Record companies can prove that Jammie Thomas-Rasset's computer was used to download copyrighted files, an expert testified Tuesday, but her attorney contended that doesn't prove that she was clicking the mouse at the time.

As Thomas-Rasset's retrial in Minnesota federal court continued, recording companies spent the day presenting evidence they said will prove she is guilty of illegally downloading and distributing more than 1,700 songs through software she said she hadn't even heard of until the lawsuit.
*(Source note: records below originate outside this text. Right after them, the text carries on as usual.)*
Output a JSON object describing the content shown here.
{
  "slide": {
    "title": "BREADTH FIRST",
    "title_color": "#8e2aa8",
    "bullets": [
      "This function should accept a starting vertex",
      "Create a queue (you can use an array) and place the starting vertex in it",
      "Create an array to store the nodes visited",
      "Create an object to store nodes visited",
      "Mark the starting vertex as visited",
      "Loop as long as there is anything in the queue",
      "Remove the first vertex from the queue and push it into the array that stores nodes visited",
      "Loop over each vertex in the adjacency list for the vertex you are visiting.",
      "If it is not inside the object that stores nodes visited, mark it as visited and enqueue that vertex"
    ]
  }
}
Thomas-Rasset, of Brainerd, Minn., who owns close to 300 CDs and did a case study on Napster in college, took the stand to defend herself for a second time against claims by the Recording Industry Association of America (RIAA) that she illegally downloaded and distributed 1,702 songs through Kazaa, an online file-sharing network.

Her original 2007 trial and this week's retrial are the first cases to go to a jury trial in a recording company campaign of more than 30,000 suits against alleged copyright infringers.

Judge Michael Davis granted a retrial because he had given incorrect instructions to the jury. He had told jurors that they should consider it copyright infringement simply if somebody makes the music files available to other users. But Davis, after reviewing the case, decided that others would have had to actually download the files in order for infringement to have occurred.

The jury found Thomas-Rasset liable in the first case and ordered her to pay $220,000 in damages, but it will be harder to prove that others downloaded the songs that allegedly came from her computer; there is no way to tell who, if anyone, has downloaded a file from a shared folder on Kazaa.

Doug Jacobson, a computer network expert held on retainer in more than 300 of the RIAA's cases against alleged copyright infringers, testified that someone at Thomas-Rasset's computer was guilty of downloading, as evident by the fingerprints her Internet Protocol address and modem number left on the downloaded files. That is consistent with the findings of an investigation done by MediaSentry, a company hired by the record companies to find information on file-sharers.

But Jacobson agreed when defense attorney Joe Sibley said the screen shots that capture that data can't prove who was sitting at the computer and downloading the songs.

"Not the physical human being," Jacobson said.

When Thomas-Rasset took the stand, she continued to deny that she had ever used Kazaa to download a song. RIAA lead attorney Timothy Reynolds asked Thomas-Rasset, who admits she likes many of the songs she allegedly downloaded and had a working knowledge of peer-to-peer file-sharing, if she had used Kazaa before the lawsuit.

"I had never heard of Kazaa," Thomas-Rasset replied.

The RIAA spent most of Tuesday trying to prove that Thomas-Rasset covered up her illegal downloading by swapping out her computer hard drive in 2005 before the record companies could subpoena it.

Duluth Best Buy Geek Squad manager Ryyan Maki testified that Thomas-Rasset had her hard drive replaced after she learned the RIAA was going to sue her. Under cross-examination, he said the hard drive must have been truly defective, not simply swapped out, or Best Buy wouldn't have replaced it under its warranty policy.

Today, the recording companies are expected to bring their last witnesses to the stand. The defense said it will probably call Thomas-Rasset again before its closing remarks.

Alex Ebert • 612-673-4264